[Stored records]
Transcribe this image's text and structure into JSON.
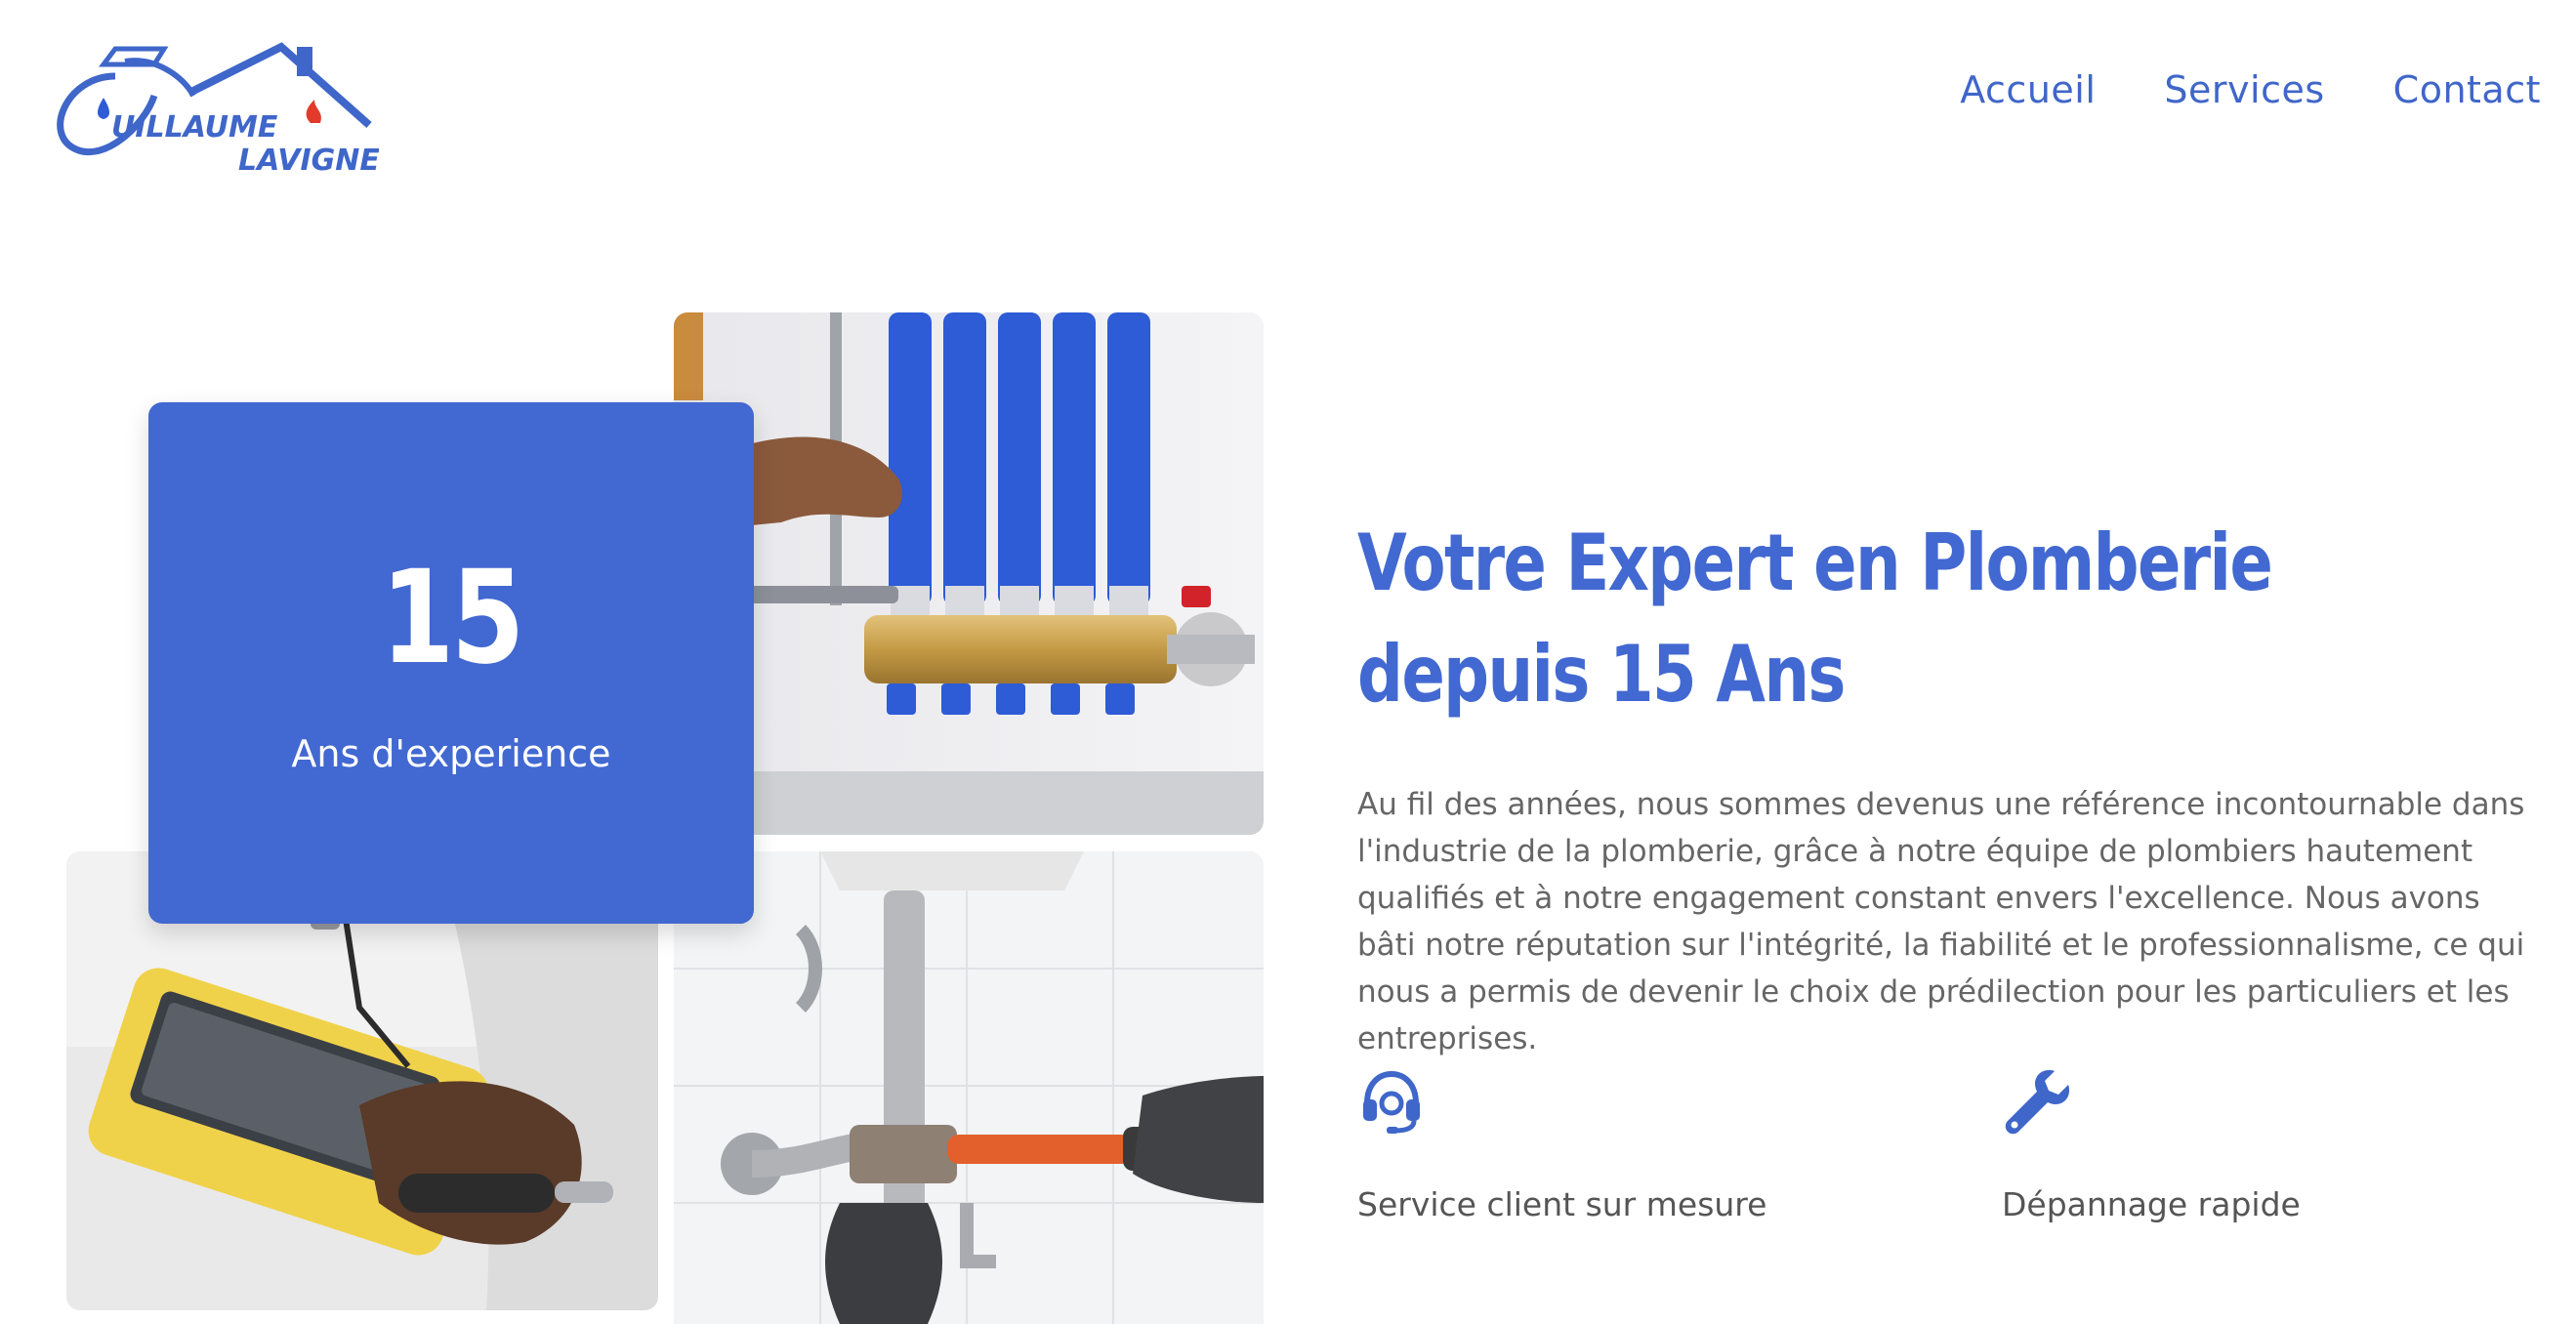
{
  "brand": {
    "logo_line1": "UILLAUME",
    "logo_line2": "LAVIGNE",
    "colors": {
      "primary": "#4268d1",
      "drop": "#2e5bd6",
      "flame": "#e23b2b"
    }
  },
  "nav": {
    "items": [
      {
        "label": "Accueil"
      },
      {
        "label": "Services"
      },
      {
        "label": "Contact"
      }
    ]
  },
  "experience": {
    "number": "15",
    "label": "Ans d'experience"
  },
  "hero": {
    "title": "Votre Expert en Plomberie depuis 15 Ans",
    "body": "Au fil des années, nous sommes devenus une référence incontournable dans l'industrie de la plomberie, grâce à notre équipe de plombiers hautement qualifiés et à notre engagement constant envers l'excellence. Nous avons bâti notre réputation sur l'intégrité, la fiabilité et le professionnalisme, ce qui nous a permis de devenir le choix de prédilection pour les particuliers et les entreprises."
  },
  "features": [
    {
      "icon": "headset-icon",
      "label": "Service client sur mesure"
    },
    {
      "icon": "wrench-icon",
      "label": "Dépannage rapide"
    }
  ]
}
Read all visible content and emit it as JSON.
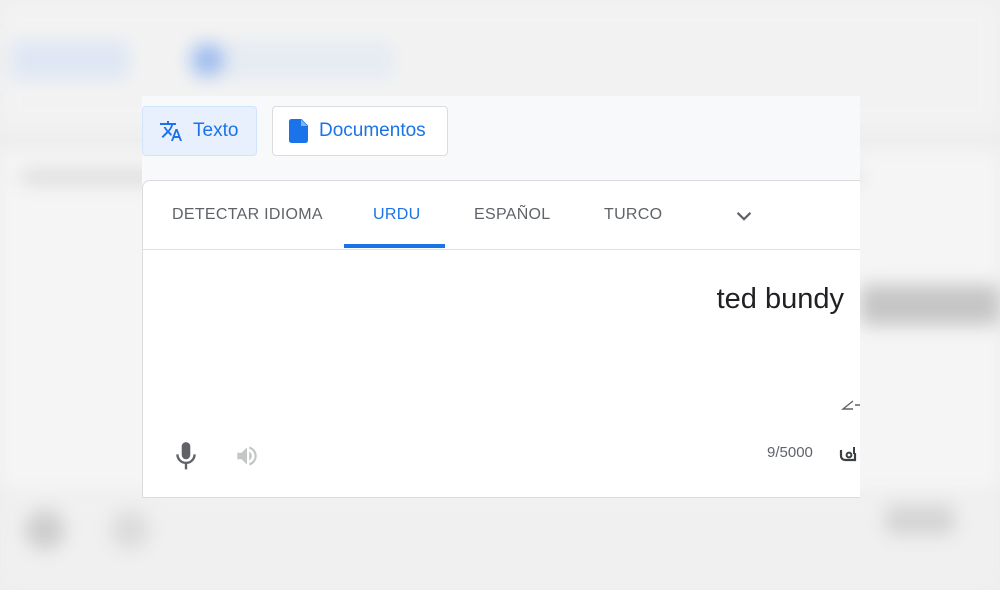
{
  "mode_buttons": {
    "text_label": "Texto",
    "documents_label": "Documentos"
  },
  "language_tabs": [
    {
      "label": "DETECTAR IDIOMA",
      "active": false
    },
    {
      "label": "URDU",
      "active": true
    },
    {
      "label": "ESPAÑOL",
      "active": false
    },
    {
      "label": "TURCO",
      "active": false
    }
  ],
  "source": {
    "text": "ted bundy",
    "char_count": "9/5000"
  },
  "icons": {
    "translate": "translate-icon",
    "document": "document-icon",
    "more_languages": "chevron-down-icon",
    "microphone": "microphone-icon",
    "listen": "speaker-icon",
    "handwriting": "handwriting-icon"
  },
  "colors": {
    "accent": "#1a73e8",
    "active_bg": "#e8f0fe",
    "text_muted": "#5f6368",
    "text_main": "#202124"
  }
}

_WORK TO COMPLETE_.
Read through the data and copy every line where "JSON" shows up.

_FINAL ANSWER_.
Transcribe this image's text and structure into JSON.
Read all visible content and emit it as JSON.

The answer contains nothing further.